Russia’s activities in the Western Balkans, which we can characterize as an example of a hybrid threat, affect the level of the discussion. The Russian nationalist motorcycle gang called Night Wolves and the allegedly reconstituted Balkan Cossack Army appear as the organizations with participants from Serbia, the Autonomous Republika Srpska, Montenegro, Macedonia, Bulgaria and even Greece, as well as Russia and Belarus. Although their number is assumed to be a little over a thousand, there are efforts to build a resistance against everything that is against the Orthodox Slavic culture and identity. So much so that the “foreign West”, which includes Europe that is generally assumed of cover these states, takes its place in the face of this resistance. One unit of the Night Wolves, that in motorcycle gang form but a paramilitary militia group under Putin’s command, even held a parade in front of the Russian ambassador and Chinese diplomatic representatives in Banja Luka, the capital of the Autonomous Republika Srpska, on 9th January 2022.

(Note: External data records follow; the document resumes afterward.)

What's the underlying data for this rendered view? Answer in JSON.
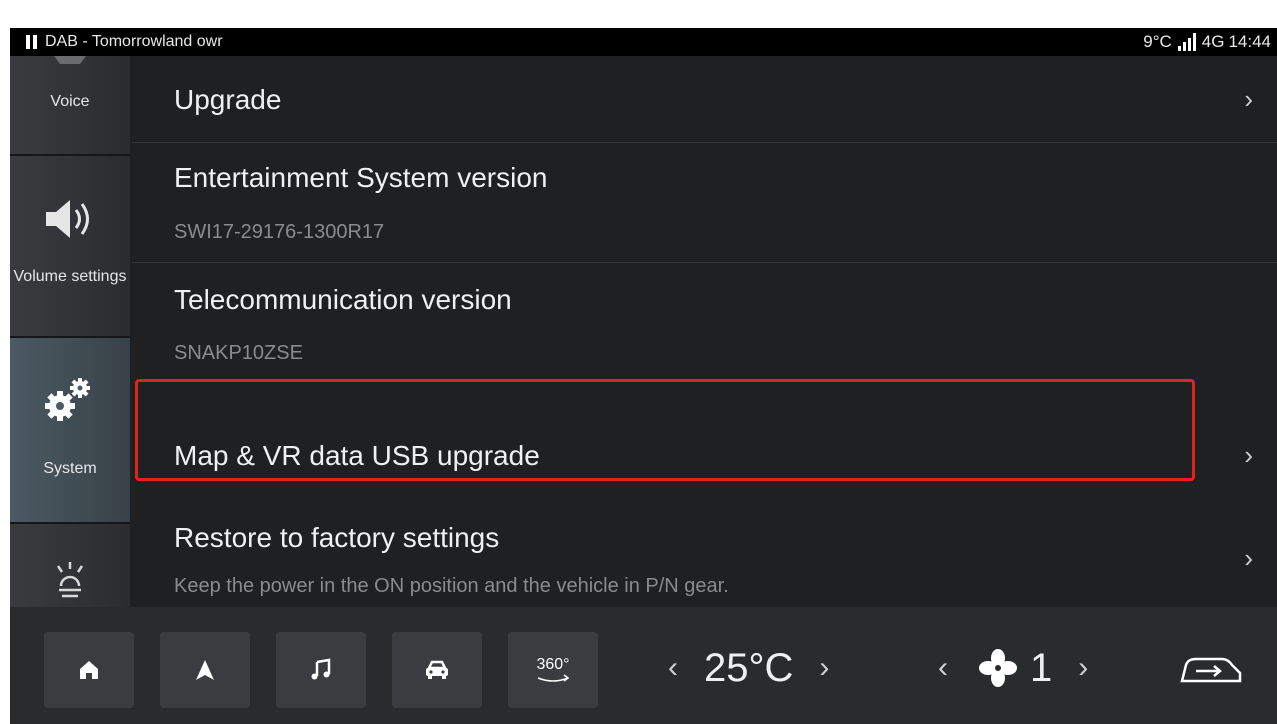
{
  "status_bar": {
    "source": "DAB - Tomorrowland owr",
    "temperature": "9°C",
    "network": "4G",
    "time": "14:44"
  },
  "sidebar": {
    "items": [
      {
        "label": "Voice",
        "icon": "voice-icon"
      },
      {
        "label": "Volume settings",
        "icon": "speaker-icon"
      },
      {
        "label": "System",
        "icon": "gears-icon",
        "active": true
      },
      {
        "label": "",
        "icon": "light-bulb-icon"
      }
    ]
  },
  "main": {
    "rows": [
      {
        "title": "Upgrade",
        "chevron": "›"
      },
      {
        "title": "Entertainment System version",
        "subtitle": "SWI17-29176-1300R17"
      },
      {
        "title": "Telecommunication version",
        "subtitle": "SNAKP10ZSE"
      },
      {
        "title": "Map & VR data USB upgrade",
        "chevron": "›",
        "highlighted": true
      },
      {
        "title": "Restore to factory settings",
        "subtitle": "Keep the power in the ON position and the vehicle in P/N gear.",
        "chevron": "›"
      }
    ]
  },
  "dock": {
    "buttons": [
      {
        "name": "home",
        "icon": "home-icon"
      },
      {
        "name": "navigation",
        "icon": "navigation-arrow-icon"
      },
      {
        "name": "music",
        "icon": "music-note-icon"
      },
      {
        "name": "car",
        "icon": "car-icon"
      },
      {
        "name": "360",
        "label": "360°",
        "icon": "camera-360-icon"
      }
    ],
    "temperature": "25°C",
    "fan_speed": "1",
    "left_arrow": "‹",
    "right_arrow": "›"
  },
  "colors": {
    "highlight_border": "#e0241b",
    "background": "#1f2022",
    "active_sidebar": "#4a5a63"
  }
}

Will the Balkans powder keg explode “again”?
For Russia, the Balkans, does not have the strategic vital capacity as the former Soviet territory like Georgia and Ukraine to cause NATO or the EU to use force to prevent its expansion into the region. But for the Kremlin, the unique importance of the Balkan states lies in the arenas in which Russia can exert power and influence in Europe to annoy the West in general. Regional policies of Vladimir Putin, who is discussed to have the goal of destroying the Western-US-centered international order established after the Cold War to rebuild the “Russia-Soviet” geopolitical system, are risky but consistent with his approach to dealings with the West.
It is possible that Russia will use the Baltic or the Western Balkans, or both, to escalate tensions and expand the crisis globally for the transformation or at least revision of the international order. The prolongation of the war in Ukraine increases the possibility that the Kremlin will take these steps and spread concrete tensions to the Western Balkans. Because the new tension areas will be in the interest of the Russian Federation.
Western Balkan societies grapple with incomplete state division and ethno-religious tensions, meanwhile they are going through a massive financial and economic crisis and their enthusiasm for joining the EU is waning. In addition to the mentioned effects of Russia in the Euro-Atlantic integration of the Balkans, the difficulties caused by the own socio-economic and political conditions of the region prolong the process. The European Commission’s enlargement plan to include the Western Balkan countries envisages that all six applicants will be able to join as EU members after 2025. The prolongation of the region’s EU accession process, on the one hand, opens space up for nationalists such as Milorad Dodik, on the other hand, it allows Russia, China and the Gulf states to use the anger towards Brussels and develop their own agendas in the region.
When the perception that the political elites of the region do not care about democracy, human rights and freedom of expression, together with the unstable and unreliable images of the economic elites like the Russian oligarchs, the West’s faith in the region is broken and may cause it to seek different actors. The region, which is an important testing ground in the establishment of the current international order, continues to be a laboratory for new searches.
This article has been published in Turkish at Anadolu Agency on April 6, 2022.